Records:

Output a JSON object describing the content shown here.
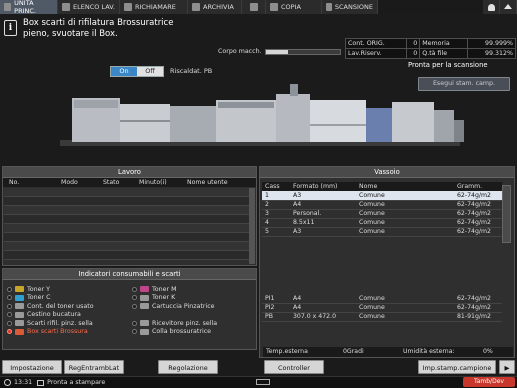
{
  "tabs": [
    {
      "label": "UNITA PRINC.",
      "icon": "machine-icon"
    },
    {
      "label": "ELENCO LAV.",
      "icon": "job-list-icon"
    },
    {
      "label": "RICHIAMARE",
      "icon": "recall-icon"
    },
    {
      "label": "ARCHIVIA",
      "icon": "store-icon"
    },
    {
      "label": "",
      "icon": "fax-icon"
    },
    {
      "label": "COPIA",
      "icon": "copy-icon"
    },
    {
      "label": "SCANSIONE",
      "icon": "scan-icon"
    }
  ],
  "alert": {
    "line1": "Box scarti di rifilatura Brossuratrice",
    "line2": "pieno, svuotare il Box."
  },
  "status": {
    "cont_orig_label": "Cont. ORIG.",
    "cont_orig_value": "0",
    "memoria_label": "Memoria",
    "memoria_value": "99.999%",
    "lav_riserv_label": "Lav.Riserv.",
    "lav_riserv_value": "0",
    "qta_file_label": "Q.tà file",
    "qta_file_value": "99.312%"
  },
  "corpo": {
    "label": "Corpo macch.",
    "fill": 0.3
  },
  "ready_scan": "Pronta per la scansione",
  "sample_btn": "Esegui stam. camp.",
  "heater": {
    "on": "On",
    "off": "Off",
    "label": "Riscaldat. PB"
  },
  "lavoro": {
    "title": "Lavoro",
    "columns": [
      "No.",
      "Modo",
      "Stato",
      "Minuto(i)",
      "Nome utente"
    ]
  },
  "consumabili": {
    "title": "Indicatori consumabili e scarti",
    "items": [
      [
        "Toner Y",
        "Toner M"
      ],
      [
        "Toner C",
        "Toner K"
      ],
      [
        "Cont. del toner usato",
        "Cartuccia Pinzatrice"
      ],
      [
        "Cestino bucatura",
        ""
      ],
      [
        "Scarti rifil. pinz. sella",
        "Ricevitore pinz. sella"
      ],
      [
        "Box scarti Brossura",
        "Colla brossuratrice"
      ]
    ]
  },
  "vassoio": {
    "title": "Vassoio",
    "columns": [
      "Cass",
      "Formato (mm)",
      "Nome",
      "Gramm."
    ],
    "rows": [
      {
        "cass": "1",
        "formato": "A3",
        "nome": "Comune",
        "gramm": "62-74g/m2"
      },
      {
        "cass": "2",
        "formato": "A4",
        "nome": "Comune",
        "gramm": "62-74g/m2"
      },
      {
        "cass": "3",
        "formato": "Personal.",
        "nome": "Comune",
        "gramm": "62-74g/m2"
      },
      {
        "cass": "4",
        "formato": "8.5x11",
        "nome": "Comune",
        "gramm": "62-74g/m2"
      },
      {
        "cass": "5",
        "formato": "A3",
        "nome": "Comune",
        "gramm": "62-74g/m2"
      }
    ],
    "rows_lower": [
      {
        "cass": "PI1",
        "formato": "A4",
        "nome": "Comune",
        "gramm": "62-74g/m2"
      },
      {
        "cass": "PI2",
        "formato": "A4",
        "nome": "Comune",
        "gramm": "62-74g/m2"
      },
      {
        "cass": "PB",
        "formato": "307.0 x 472.0",
        "nome": "Comune",
        "gramm": "81-91g/m2"
      }
    ],
    "temp_label": "Temp.esterna",
    "temp_value": "0Gradi",
    "hum_label": "Umidità esterna:",
    "hum_value": "0%"
  },
  "buttons": {
    "impostazione": "Impostazione carta",
    "regentrambl": "RegEntrambLat",
    "regolazione": "Regolazione",
    "controller": "Controller",
    "imp_stamp": "Imp.stamp.campione",
    "next": "▶"
  },
  "footer": {
    "time": "13:31",
    "status": "Pronta a stampare",
    "toner": "Tamb/Dev"
  }
}
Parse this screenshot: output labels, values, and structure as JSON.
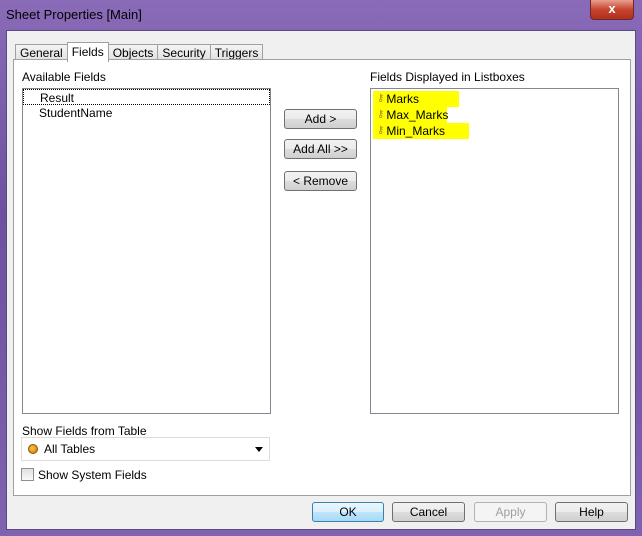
{
  "window": {
    "title": "Sheet Properties [Main]",
    "close": "x"
  },
  "tabs": [
    "General",
    "Fields",
    "Objects",
    "Security",
    "Triggers"
  ],
  "available": {
    "label": "Available Fields",
    "items": [
      "Result",
      "StudentName"
    ]
  },
  "displayed": {
    "label": "Fields Displayed in Listboxes",
    "items": [
      "Marks",
      "Max_Marks",
      "Min_Marks"
    ],
    "highlight_color": "#ffff00"
  },
  "buttons": {
    "add": "Add >",
    "add_all": "Add All >>",
    "remove": "< Remove",
    "ok": "OK",
    "cancel": "Cancel",
    "apply": "Apply",
    "help": "Help"
  },
  "table_filter": {
    "label": "Show Fields from Table",
    "value": "All Tables"
  },
  "system_fields": {
    "label": "Show System Fields",
    "checked": false
  }
}
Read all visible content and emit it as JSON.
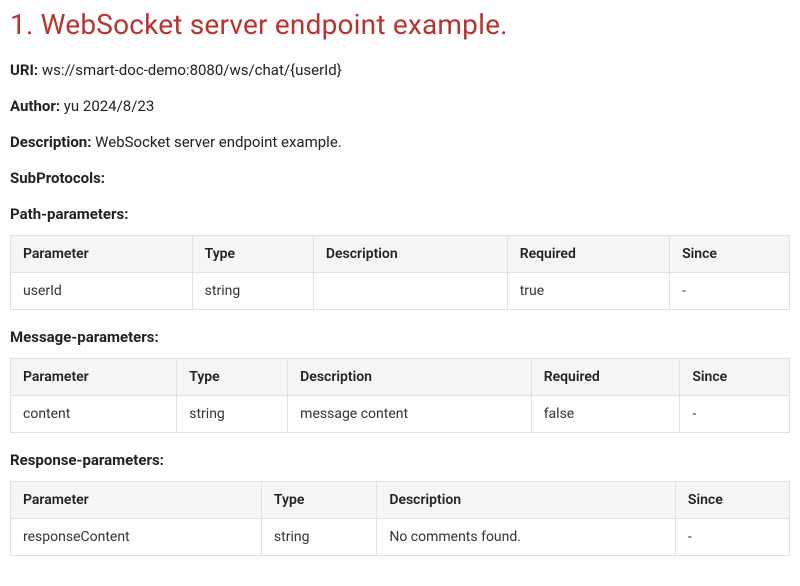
{
  "title": "1. WebSocket server endpoint example.",
  "uri": {
    "label": "URI:",
    "value": "ws://smart-doc-demo:8080/ws/chat/{userId}"
  },
  "author": {
    "label": "Author:",
    "value": "yu 2024/8/23"
  },
  "description": {
    "label": "Description:",
    "value": "WebSocket server endpoint example."
  },
  "subprotocols": {
    "label": "SubProtocols:"
  },
  "pathParams": {
    "label": "Path-parameters:",
    "headers": [
      "Parameter",
      "Type",
      "Description",
      "Required",
      "Since"
    ],
    "rows": [
      [
        "userId",
        "string",
        "",
        "true",
        "-"
      ]
    ]
  },
  "messageParams": {
    "label": "Message-parameters:",
    "headers": [
      "Parameter",
      "Type",
      "Description",
      "Required",
      "Since"
    ],
    "rows": [
      [
        "content",
        "string",
        "message content",
        "false",
        "-"
      ]
    ]
  },
  "responseParams": {
    "label": "Response-parameters:",
    "headers": [
      "Parameter",
      "Type",
      "Description",
      "Since"
    ],
    "rows": [
      [
        "responseContent",
        "string",
        "No comments found.",
        "-"
      ]
    ]
  }
}
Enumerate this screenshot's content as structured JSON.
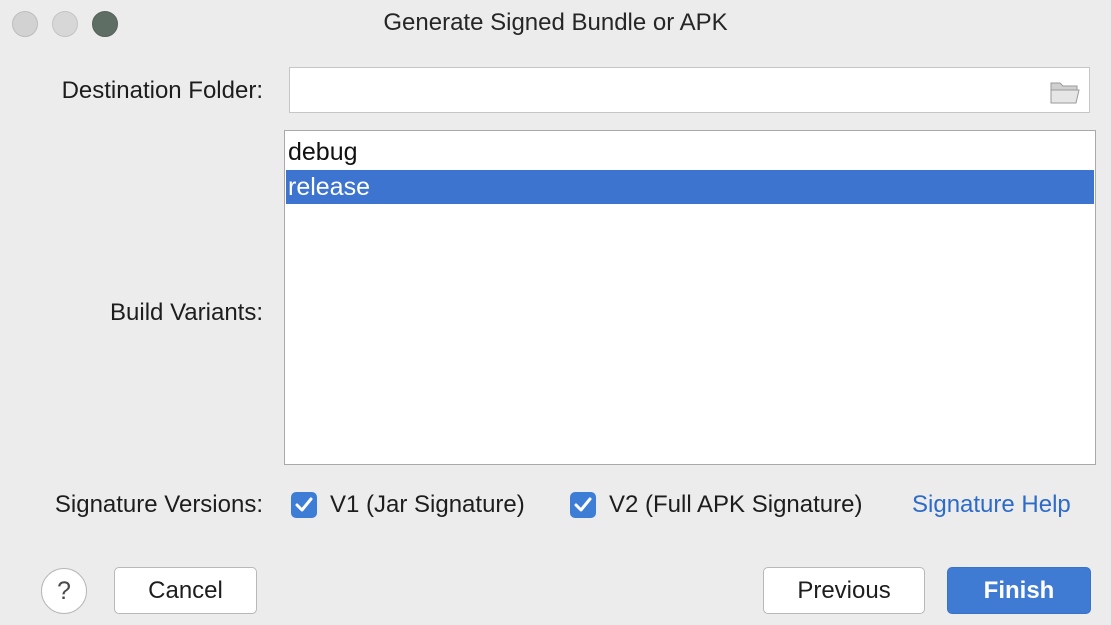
{
  "window": {
    "title": "Generate Signed Bundle or APK"
  },
  "destination": {
    "label": "Destination Folder:",
    "value": "",
    "placeholder": ""
  },
  "build_variants": {
    "label": "Build Variants:",
    "items": [
      {
        "label": "debug",
        "selected": false
      },
      {
        "label": "release",
        "selected": true
      }
    ]
  },
  "signature_versions": {
    "label": "Signature Versions:",
    "options": [
      {
        "label": "V1 (Jar Signature)",
        "checked": true
      },
      {
        "label": "V2 (Full APK Signature)",
        "checked": true
      }
    ],
    "help_link": "Signature Help"
  },
  "footer": {
    "help_symbol": "?",
    "cancel_label": "Cancel",
    "previous_label": "Previous",
    "finish_label": "Finish"
  },
  "colors": {
    "accent": "#3d74cf",
    "link": "#2d6bc8"
  },
  "icons": [
    "close-icon",
    "minimize-icon",
    "zoom-icon",
    "folder-icon",
    "checkmark-icon",
    "help-icon"
  ]
}
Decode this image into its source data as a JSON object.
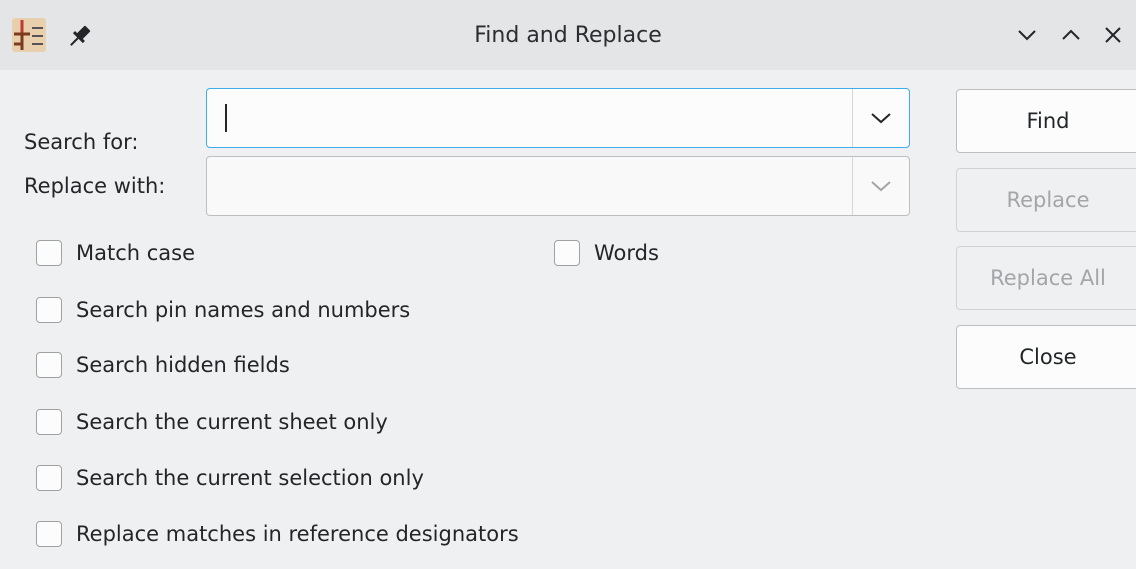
{
  "window": {
    "title": "Find and Replace",
    "icons": [
      "kicad-eeschema-app-icon",
      "pin-icon",
      "minimize-icon",
      "maximize-icon",
      "close-icon"
    ]
  },
  "form": {
    "search_label": "Search for:",
    "search_value": "",
    "replace_label": "Replace with:",
    "replace_value": ""
  },
  "options": {
    "match_case": "Match case",
    "words": "Words",
    "pin_names": "Search pin names and numbers",
    "hidden_fields": "Search hidden fields",
    "current_sheet": "Search the current sheet only",
    "current_selection": "Search the current selection only",
    "reference_designators": "Replace matches in reference designators"
  },
  "buttons": {
    "find": "Find",
    "replace": "Replace",
    "replace_all": "Replace All",
    "close": "Close"
  },
  "colors": {
    "focus_border": "#3daee9",
    "background": "#eff0f1"
  }
}
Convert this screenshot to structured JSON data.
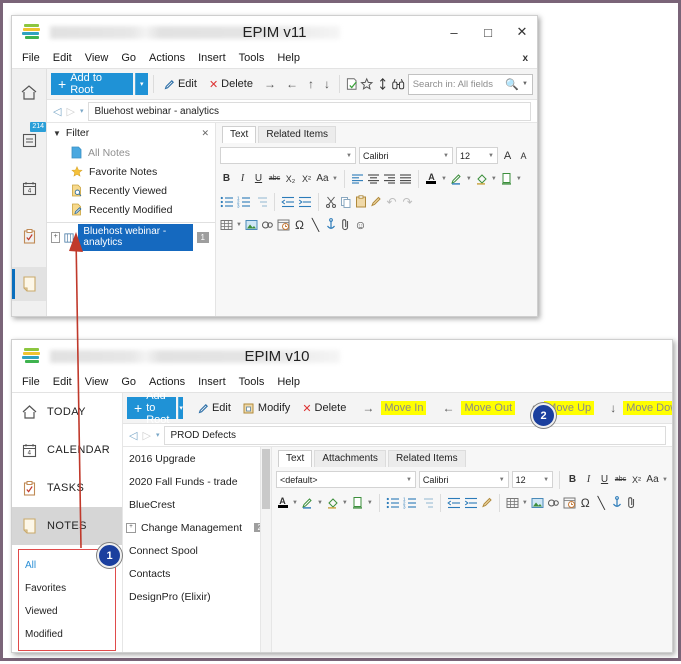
{
  "window_v11": {
    "title": "EPIM v11",
    "title_blurred": true,
    "controls": {
      "minimize": "–",
      "maximize": "□",
      "close": "✕"
    },
    "menu": [
      "File",
      "Edit",
      "View",
      "Go",
      "Actions",
      "Insert",
      "Tools",
      "Help"
    ],
    "menu_close": "x",
    "rail": [
      {
        "name": "home",
        "icon": "home-icon",
        "badge": ""
      },
      {
        "name": "notes-count",
        "icon": "document-icon",
        "badge": "214"
      },
      {
        "name": "calendar",
        "icon": "calendar-icon",
        "badge": "4"
      },
      {
        "name": "tasks",
        "icon": "clipboard-icon",
        "badge": ""
      },
      {
        "name": "notes",
        "icon": "note-icon",
        "badge": "",
        "selected": true
      }
    ],
    "toolbar": {
      "add_label": "Add to Root",
      "add_caret": "▾",
      "edit_label": "Edit",
      "delete_label": "Delete",
      "arrows": [
        "→",
        "←",
        "↑",
        "↓"
      ],
      "icons": [
        "note-check-icon",
        "star-icon",
        "updown-arrow-icon",
        "binoculars-icon"
      ],
      "search_placeholder": "Search in: All fields",
      "search_value": ""
    },
    "breadcrumb": {
      "back": "◁",
      "forward": "▷",
      "caret": "▾",
      "value": "Bluehost webinar - analytics"
    },
    "filter": {
      "header": "Filter",
      "close": "✕",
      "items": [
        {
          "label": "All Notes",
          "icon": "page-icon",
          "muted": true
        },
        {
          "label": "Favorite Notes",
          "icon": "star-icon",
          "muted": false
        },
        {
          "label": "Recently Viewed",
          "icon": "page-search-icon",
          "muted": false
        },
        {
          "label": "Recently Modified",
          "icon": "page-edit-icon",
          "muted": false
        }
      ]
    },
    "note_item": {
      "label": "Bluehost webinar - analytics",
      "count": "1",
      "expander": "+"
    },
    "editor": {
      "tabs": [
        "Text",
        "Related Items"
      ],
      "active_tab": "Text",
      "style_value": "",
      "font_value": "Calibri",
      "size_value": "12",
      "grow_label": "A",
      "shrink_label": "A",
      "row2": [
        "B",
        "I",
        "U",
        "abc",
        "X₂",
        "X²",
        "Aa"
      ],
      "align_icons": [
        "align-left-icon",
        "align-center-icon",
        "align-right-icon",
        "align-justify-icon"
      ],
      "color_icons": [
        "font-color-icon",
        "highlight-icon",
        "fill-color-icon",
        "page-color-icon"
      ],
      "row3_icons": [
        "bullet-list-icon",
        "numbered-list-icon",
        "multilevel-list-icon",
        "decrease-indent-icon",
        "increase-indent-icon",
        "cut-icon",
        "copy-icon",
        "paste-icon",
        "format-painter-icon",
        "undo-icon",
        "redo-icon"
      ],
      "row4_icons": [
        "table-icon",
        "image-icon",
        "link-icon",
        "datetime-icon",
        "symbol-icon",
        "line-icon",
        "anchor-icon",
        "attachment-icon",
        "emoticon-icon"
      ]
    }
  },
  "window_v10": {
    "title": "EPIM v10",
    "title_blurred": true,
    "menu": [
      "File",
      "Edit",
      "View",
      "Go",
      "Actions",
      "Insert",
      "Tools",
      "Help"
    ],
    "rail": [
      {
        "label": "TODAY",
        "icon": "home-icon",
        "selected": false
      },
      {
        "label": "CALENDAR",
        "icon": "calendar-icon",
        "selected": false
      },
      {
        "label": "TASKS",
        "icon": "clipboard-icon",
        "selected": false
      },
      {
        "label": "NOTES",
        "icon": "note-icon",
        "selected": true
      }
    ],
    "sub_filters": [
      {
        "label": "All",
        "active": true
      },
      {
        "label": "Favorites",
        "active": false
      },
      {
        "label": "Viewed",
        "active": false
      },
      {
        "label": "Modified",
        "active": false
      }
    ],
    "toolbar": {
      "add_label": "Add to Root",
      "add_caret": "▾",
      "edit_label": "Edit",
      "modify_label": "Modify",
      "delete_label": "Delete",
      "move_buttons": [
        {
          "arrow": "→",
          "label": "Move In",
          "highlighted": true
        },
        {
          "arrow": "←",
          "label": "Move Out",
          "highlighted": true
        },
        {
          "arrow": "↑",
          "label": "Move Up",
          "highlighted": true
        },
        {
          "arrow": "↓",
          "label": "Move Down",
          "highlighted": true
        }
      ],
      "icons": [
        "note-check-icon",
        "star-icon",
        "updown-arrow-icon",
        "binoculars-icon"
      ]
    },
    "breadcrumb": {
      "back": "◁",
      "forward": "▷",
      "caret": "▾",
      "value": "PROD Defects"
    },
    "notes_list": [
      {
        "label": "2016 Upgrade",
        "badge": "",
        "expander": false
      },
      {
        "label": "2020 Fall Funds - trade",
        "badge": "",
        "expander": false
      },
      {
        "label": "BlueCrest",
        "badge": "",
        "expander": false
      },
      {
        "label": "Change Management",
        "badge": "2",
        "expander": true
      },
      {
        "label": "Connect Spool",
        "badge": "",
        "expander": false
      },
      {
        "label": "Contacts",
        "badge": "",
        "expander": false
      },
      {
        "label": "DesignPro (Elixir)",
        "badge": "",
        "expander": false
      }
    ],
    "editor": {
      "tabs": [
        "Text",
        "Attachments",
        "Related Items"
      ],
      "active_tab": "Text",
      "style_value": "<default>",
      "font_value": "Calibri",
      "size_value": "12",
      "row1_icons": [
        "B",
        "I",
        "U",
        "abc",
        "X²",
        "Aa"
      ],
      "row2_icons": [
        "font-color-icon",
        "highlight-icon",
        "fill-color-icon",
        "page-color-icon",
        "bullet-list-icon",
        "numbered-list-icon",
        "multilevel-list-icon",
        "decrease-indent-icon",
        "increase-indent-icon",
        "format-painter-icon",
        "table-icon",
        "image-icon",
        "link-icon",
        "datetime-icon",
        "symbol-icon",
        "line-icon",
        "anchor-icon",
        "attachment-icon"
      ]
    }
  },
  "annotations": {
    "callout_1": "1",
    "callout_2": "2",
    "arrow_color": "#c0392b"
  }
}
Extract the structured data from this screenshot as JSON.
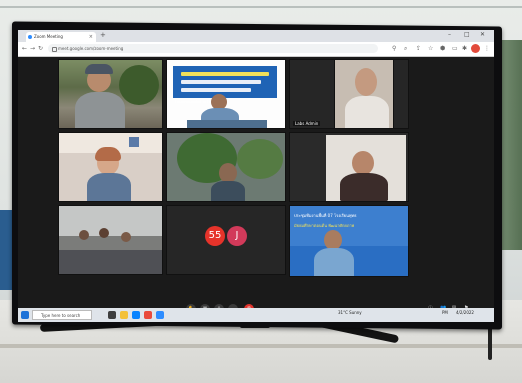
{
  "browser": {
    "tab_title": "Zoom Meeting",
    "url": "meet.google.com/zoom-meeting",
    "new_tab": "+",
    "win_min": "–",
    "win_max": "□",
    "win_close": "✕"
  },
  "tiles": [
    {
      "id": "t1",
      "name": "",
      "color": "#6b7a55"
    },
    {
      "id": "t2",
      "name": "",
      "color": "#ffffff"
    },
    {
      "id": "t3",
      "name": "Labs Admin",
      "color": "#2b2b2b"
    },
    {
      "id": "t4",
      "name": "",
      "color": "#caa89a"
    },
    {
      "id": "t5",
      "name": "",
      "color": "#5e6b6e"
    },
    {
      "id": "t6",
      "name": "",
      "color": "#d9d4cc"
    },
    {
      "id": "t7",
      "name": "",
      "color": "#6c6d6e"
    },
    {
      "id": "t8",
      "name": "",
      "color": "#2b2b2b"
    },
    {
      "id": "t9",
      "name": "",
      "color": "#1f66b8"
    }
  ],
  "banners": {
    "left_thai": "โครงการพัฒนาพื้นที่ 10 โรงเรียนพุทธ",
    "right_thai_1": "ประชุมทีมงานพื้นที่ 07 โรงเรียนพุทธ",
    "right_thai_2": "มัธยมศึกษาตอนต้น พัฒนาศักยภาพ"
  },
  "avatars": [
    {
      "label": "55",
      "color": "#e6332a"
    },
    {
      "label": "J",
      "color": "#d23a5a"
    }
  ],
  "taskbar": {
    "search_placeholder": "Type here to search",
    "weather": "31°C Sunny",
    "time": "PM",
    "date": "4/2/2022"
  },
  "tv_brand": "SAMSUNG",
  "colors": {
    "zoom_bg": "#1a1a1a",
    "end_call": "#e0332c",
    "taskbar": "#dfe4ea"
  }
}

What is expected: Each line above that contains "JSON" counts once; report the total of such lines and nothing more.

Written reply: 7